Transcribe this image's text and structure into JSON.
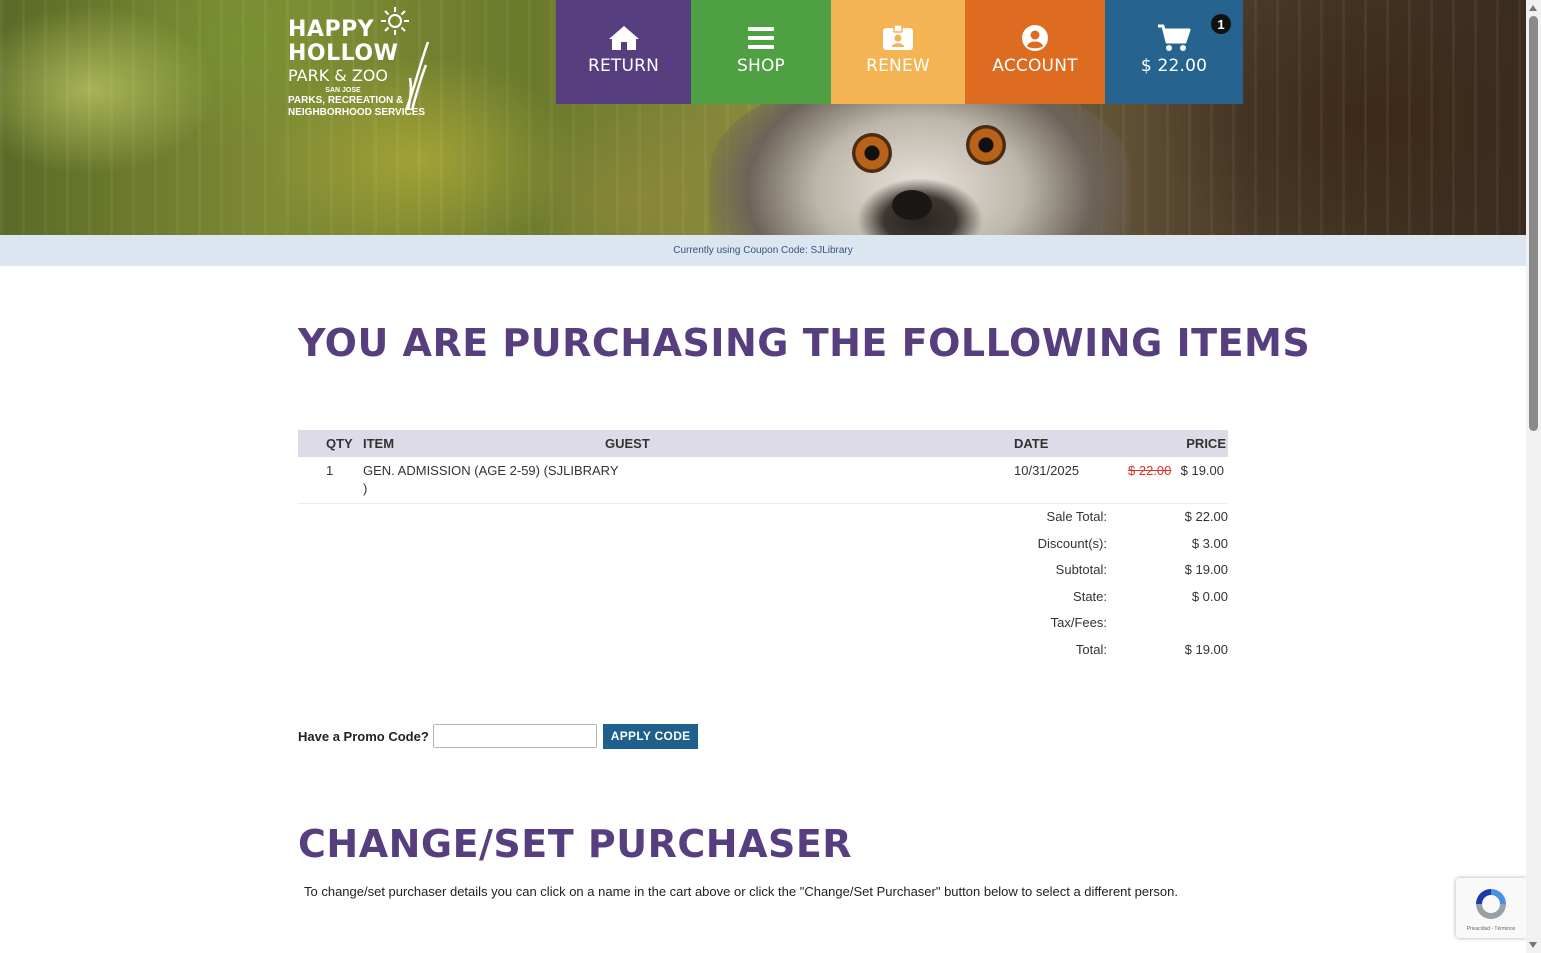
{
  "logo": {
    "line1": "HAPPY",
    "line2": "HOLLOW",
    "line3": "PARK & ZOO",
    "line4": "SAN JOSE",
    "line5": "PARKS, RECREATION &",
    "line6": "NEIGHBORHOOD SERVICES"
  },
  "nav": {
    "return_label": "RETURN",
    "shop_label": "SHOP",
    "renew_label": "RENEW",
    "account_label": "ACCOUNT",
    "cart_label": "$ 22.00",
    "cart_count": "1"
  },
  "coupon_bar": "Currently using Coupon Code: SJLibrary",
  "purchase_heading": "YOU ARE PURCHASING THE FOLLOWING ITEMS",
  "table": {
    "headers": {
      "qty": "QTY",
      "item": "ITEM",
      "guest": "GUEST",
      "date": "DATE",
      "price": "PRICE"
    },
    "rows": [
      {
        "qty": "1",
        "item_line1": "GEN. ADMISSION (AGE 2-59) (SJLIBRARY",
        "item_line2": ")",
        "guest": "",
        "date": "10/31/2025",
        "original_price": "$ 22.00",
        "price": "$ 19.00"
      }
    ]
  },
  "totals": [
    {
      "label": "Sale Total:",
      "value": "$ 22.00"
    },
    {
      "label": "Discount(s):",
      "value": "$ 3.00"
    },
    {
      "label": "Subtotal:",
      "value": "$ 19.00"
    },
    {
      "label": "State:",
      "value": "$ 0.00"
    },
    {
      "label": "Tax/Fees:",
      "value": ""
    },
    {
      "label": "Total:",
      "value": "$ 19.00"
    }
  ],
  "promo": {
    "label": "Have a Promo Code?",
    "input_value": "",
    "placeholder": "",
    "button_label": "APPLY CODE"
  },
  "change_heading": "CHANGE/SET PURCHASER",
  "change_text": "To change/set purchaser details you can click on a name in the cart above or click the \"Change/Set Purchaser\" button below to select a different person.",
  "recaptcha": {
    "links": "Privacidad - Términos"
  },
  "colors": {
    "purple": "#573e7f",
    "green": "#4ea042",
    "yellow": "#f4b453",
    "orange": "#de6c20",
    "blue": "#26638e",
    "strike_red": "#d9342b"
  }
}
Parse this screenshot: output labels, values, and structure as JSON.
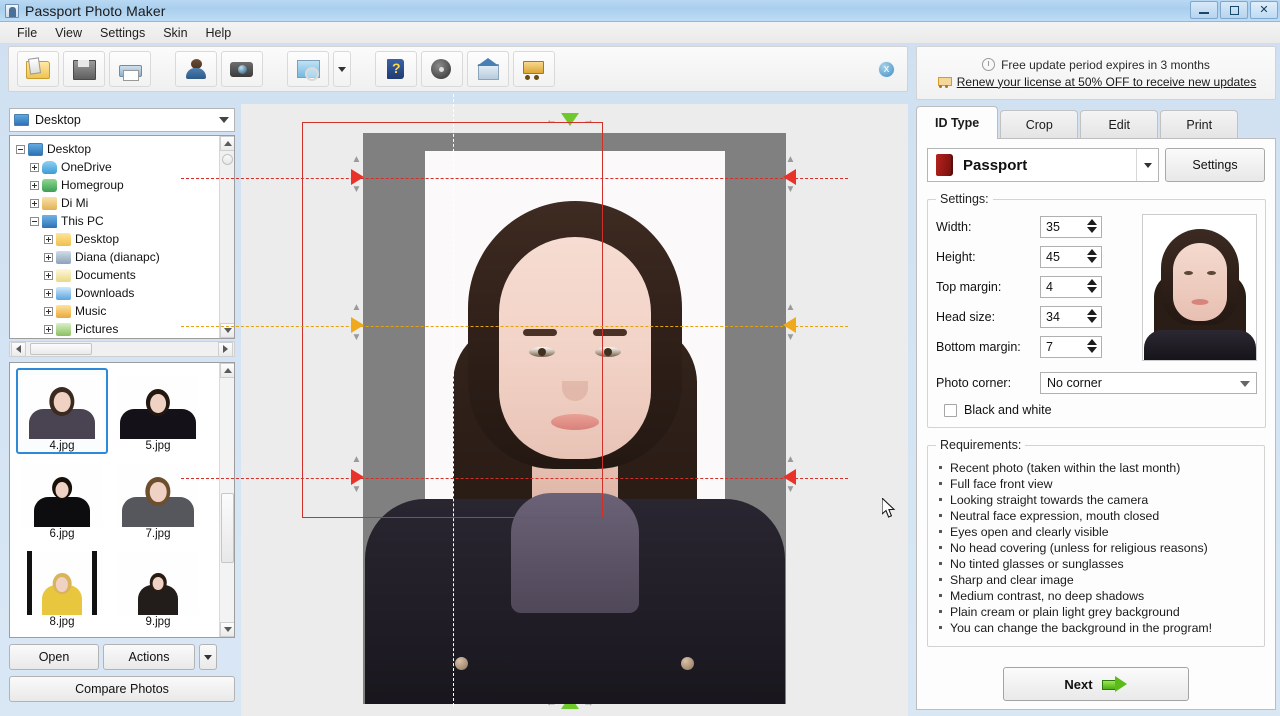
{
  "window": {
    "title": "Passport Photo Maker",
    "icon": "app-icon",
    "controls": {
      "minimize": "minimize",
      "maximize": "maximize",
      "close": "close"
    }
  },
  "menubar": {
    "items": [
      "File",
      "View",
      "Settings",
      "Skin",
      "Help"
    ]
  },
  "toolbar": {
    "buttons": [
      {
        "name": "open-photo",
        "icon": "open-folder-icon"
      },
      {
        "name": "save-photo",
        "icon": "save-icon"
      },
      {
        "name": "print-photo",
        "icon": "print-icon"
      },
      {
        "name": "retouch-person",
        "icon": "person-icon"
      },
      {
        "name": "capture-webcam",
        "icon": "camera-icon"
      },
      {
        "name": "preview-photo",
        "icon": "zoom-image-icon"
      },
      {
        "name": "help-guide",
        "icon": "help-book-icon"
      },
      {
        "name": "video-tutorial",
        "icon": "film-reel-icon"
      },
      {
        "name": "home-upgrade",
        "icon": "home-upgrade-icon"
      },
      {
        "name": "buy-now",
        "icon": "cart-icon"
      }
    ],
    "dropdown_caret": "chevron-down-icon",
    "close_banner": "x"
  },
  "left_panel": {
    "folder_combo": {
      "value": "Desktop",
      "icon": "monitor-icon"
    },
    "tree": [
      {
        "label": "Desktop",
        "indent": 0,
        "icon": "monitor-icon",
        "expander": "minus"
      },
      {
        "label": "OneDrive",
        "indent": 1,
        "icon": "cloud-icon",
        "expander": "plus"
      },
      {
        "label": "Homegroup",
        "indent": 1,
        "icon": "homegroup-icon",
        "expander": "plus"
      },
      {
        "label": "Di Mi",
        "indent": 1,
        "icon": "user-icon",
        "expander": "plus"
      },
      {
        "label": "This PC",
        "indent": 1,
        "icon": "pc-icon",
        "expander": "minus"
      },
      {
        "label": "Desktop",
        "indent": 2,
        "icon": "folder-icon",
        "expander": "plus"
      },
      {
        "label": "Diana (dianapc)",
        "indent": 2,
        "icon": "network-icon",
        "expander": "plus"
      },
      {
        "label": "Documents",
        "indent": 2,
        "icon": "documents-icon",
        "expander": "plus"
      },
      {
        "label": "Downloads",
        "indent": 2,
        "icon": "downloads-icon",
        "expander": "plus"
      },
      {
        "label": "Music",
        "indent": 2,
        "icon": "music-icon",
        "expander": "plus"
      },
      {
        "label": "Pictures",
        "indent": 2,
        "icon": "pictures-icon",
        "expander": "plus"
      }
    ],
    "thumbnails": [
      {
        "name": "4.jpg",
        "selected": true
      },
      {
        "name": "5.jpg",
        "selected": false
      },
      {
        "name": "6.jpg",
        "selected": false
      },
      {
        "name": "7.jpg",
        "selected": false
      },
      {
        "name": "8.jpg",
        "selected": false
      },
      {
        "name": "9.jpg",
        "selected": false
      }
    ],
    "buttons": {
      "open": "Open",
      "actions": "Actions",
      "actions_caret": "chevron-down-icon",
      "compare": "Compare Photos"
    }
  },
  "canvas": {
    "markers": {
      "top_handle": "green-triangle-down",
      "bottom_handle": "green-triangle-up",
      "head_top_line": "red-dashed-guide",
      "eye_line": "yellow-dashed-guide",
      "chin_line": "red-dashed-guide",
      "center_line": "white-dashed-guide"
    },
    "cursor": "arrow-move-cursor"
  },
  "right_panel": {
    "license": {
      "clock_icon": "clock-icon",
      "notice": "Free update period expires in 3 months",
      "cart_icon": "cart-icon",
      "link": "Renew your license at 50% OFF to receive new updates"
    },
    "tabs": [
      {
        "label": "ID Type",
        "active": true
      },
      {
        "label": "Crop",
        "active": false
      },
      {
        "label": "Edit",
        "active": false
      },
      {
        "label": "Print",
        "active": false
      }
    ],
    "id_type": {
      "selected": "Passport",
      "icon": "passport-book-icon",
      "dropdown_caret": "chevron-down-icon",
      "settings_button": "Settings"
    },
    "settings": {
      "legend": "Settings:",
      "fields": [
        {
          "label": "Width:",
          "value": "35"
        },
        {
          "label": "Height:",
          "value": "45"
        },
        {
          "label": "Top margin:",
          "value": "4"
        },
        {
          "label": "Head size:",
          "value": "34"
        },
        {
          "label": "Bottom margin:",
          "value": "7"
        }
      ],
      "photo_corner": {
        "label": "Photo corner:",
        "value": "No corner"
      },
      "black_and_white": {
        "label": "Black and white",
        "checked": false
      },
      "preview": "passport-photo-preview"
    },
    "requirements": {
      "legend": "Requirements:",
      "items": [
        "Recent photo (taken within the last month)",
        "Full face front view",
        "Looking straight towards the camera",
        "Neutral face expression, mouth closed",
        "Eyes open and clearly visible",
        "No head covering (unless for religious reasons)",
        "No tinted glasses or sunglasses",
        "Sharp and clear image",
        "Medium contrast, no deep shadows",
        "Plain cream or plain light grey background",
        "You can change the background in the program!"
      ]
    },
    "next_button": {
      "label": "Next",
      "icon": "green-arrow-right-icon"
    }
  },
  "colors": {
    "titlebar": "#b5d6f0",
    "accent_blue": "#2e8ad6",
    "guide_red": "#d0302a",
    "guide_yellow": "#e2a312",
    "handle_green": "#6ec92b",
    "canvas_bg": "#ececec",
    "photo_bg": "#808080"
  }
}
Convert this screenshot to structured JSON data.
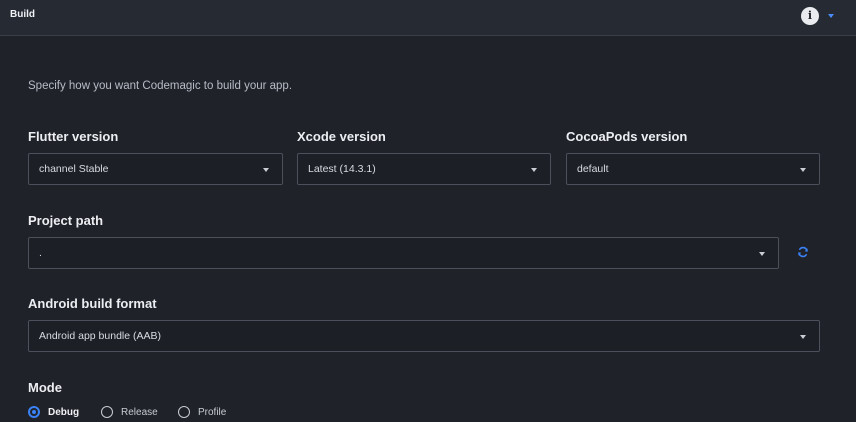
{
  "header": {
    "title": "Build",
    "info_icon": "i"
  },
  "intro": "Specify how you want Codemagic to build your app.",
  "fields": {
    "flutter_version": {
      "label": "Flutter version",
      "value": "channel Stable"
    },
    "xcode_version": {
      "label": "Xcode version",
      "value": "Latest (14.3.1)"
    },
    "cocoapods_version": {
      "label": "CocoaPods version",
      "value": "default"
    },
    "project_path": {
      "label": "Project path",
      "value": "."
    },
    "android_build_format": {
      "label": "Android build format",
      "value": "Android app bundle (AAB)"
    }
  },
  "mode": {
    "label": "Mode",
    "options": [
      "Debug",
      "Release",
      "Profile"
    ],
    "selected": "Debug"
  },
  "colors": {
    "accent": "#3b82f6",
    "background": "#1f2229",
    "header": "#262a33"
  }
}
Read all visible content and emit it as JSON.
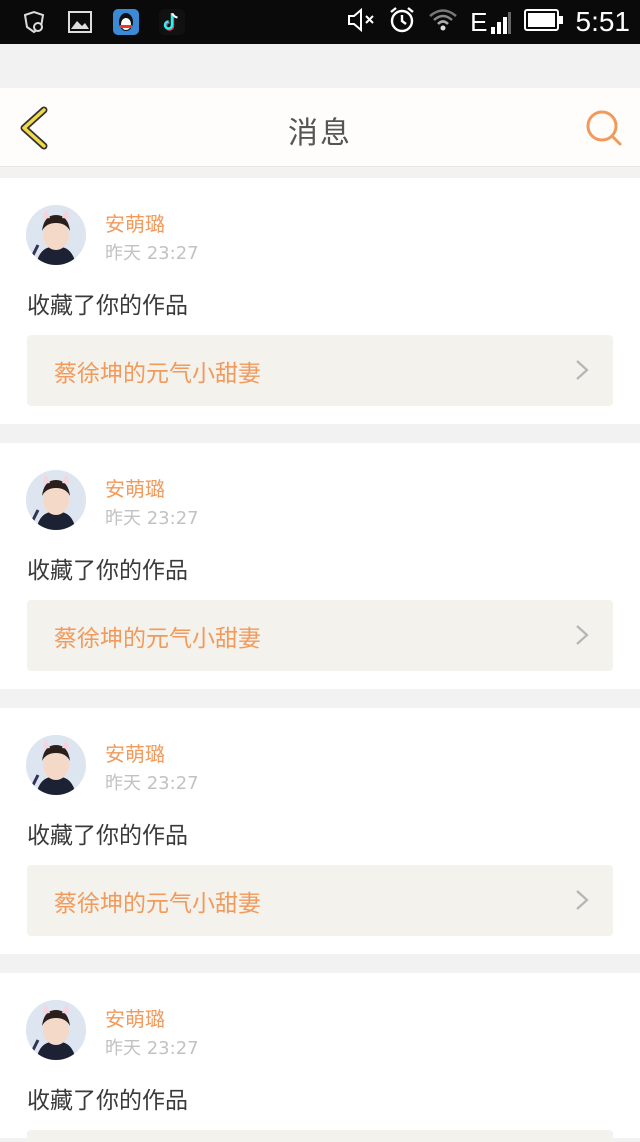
{
  "status_bar": {
    "time": "5:51",
    "network": "E",
    "icons_left": [
      "vpn-icon",
      "gallery-icon",
      "qq-icon",
      "tiktok-icon"
    ],
    "icons_right": [
      "mute-icon",
      "alarm-icon",
      "wifi-icon",
      "signal-icon",
      "battery-icon"
    ]
  },
  "nav": {
    "title": "消息",
    "accent_color": "#f19a5b"
  },
  "notifications": [
    {
      "user": "安萌璐",
      "time": "昨天 23:27",
      "action": "收藏了你的作品",
      "work_title": "蔡徐坤的元气小甜妻"
    },
    {
      "user": "安萌璐",
      "time": "昨天 23:27",
      "action": "收藏了你的作品",
      "work_title": "蔡徐坤的元气小甜妻"
    },
    {
      "user": "安萌璐",
      "time": "昨天 23:27",
      "action": "收藏了你的作品",
      "work_title": "蔡徐坤的元气小甜妻"
    },
    {
      "user": "安萌璐",
      "time": "昨天 23:27",
      "action": "收藏了你的作品",
      "work_title": ""
    }
  ]
}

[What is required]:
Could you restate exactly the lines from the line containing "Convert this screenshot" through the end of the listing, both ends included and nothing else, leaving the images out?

[Answer space]:
Convert this screenshot to structured JSON data.
{
  "header": {
    "title": "Build",
    "info_icon": "i"
  },
  "intro": "Specify how you want Codemagic to build your app.",
  "fields": {
    "flutter_version": {
      "label": "Flutter version",
      "value": "channel Stable"
    },
    "xcode_version": {
      "label": "Xcode version",
      "value": "Latest (14.3.1)"
    },
    "cocoapods_version": {
      "label": "CocoaPods version",
      "value": "default"
    },
    "project_path": {
      "label": "Project path",
      "value": "."
    },
    "android_build_format": {
      "label": "Android build format",
      "value": "Android app bundle (AAB)"
    }
  },
  "mode": {
    "label": "Mode",
    "options": [
      "Debug",
      "Release",
      "Profile"
    ],
    "selected": "Debug"
  },
  "colors": {
    "accent": "#3b82f6",
    "background": "#1f2229",
    "header": "#262a33"
  }
}
Read all visible content and emit it as JSON.
{
  "status_bar": {
    "time": "5:51",
    "network": "E",
    "icons_left": [
      "vpn-icon",
      "gallery-icon",
      "qq-icon",
      "tiktok-icon"
    ],
    "icons_right": [
      "mute-icon",
      "alarm-icon",
      "wifi-icon",
      "signal-icon",
      "battery-icon"
    ]
  },
  "nav": {
    "title": "消息",
    "accent_color": "#f19a5b"
  },
  "notifications": [
    {
      "user": "安萌璐",
      "time": "昨天 23:27",
      "action": "收藏了你的作品",
      "work_title": "蔡徐坤的元气小甜妻"
    },
    {
      "user": "安萌璐",
      "time": "昨天 23:27",
      "action": "收藏了你的作品",
      "work_title": "蔡徐坤的元气小甜妻"
    },
    {
      "user": "安萌璐",
      "time": "昨天 23:27",
      "action": "收藏了你的作品",
      "work_title": "蔡徐坤的元气小甜妻"
    },
    {
      "user": "安萌璐",
      "time": "昨天 23:27",
      "action": "收藏了你的作品",
      "work_title": ""
    }
  ]
}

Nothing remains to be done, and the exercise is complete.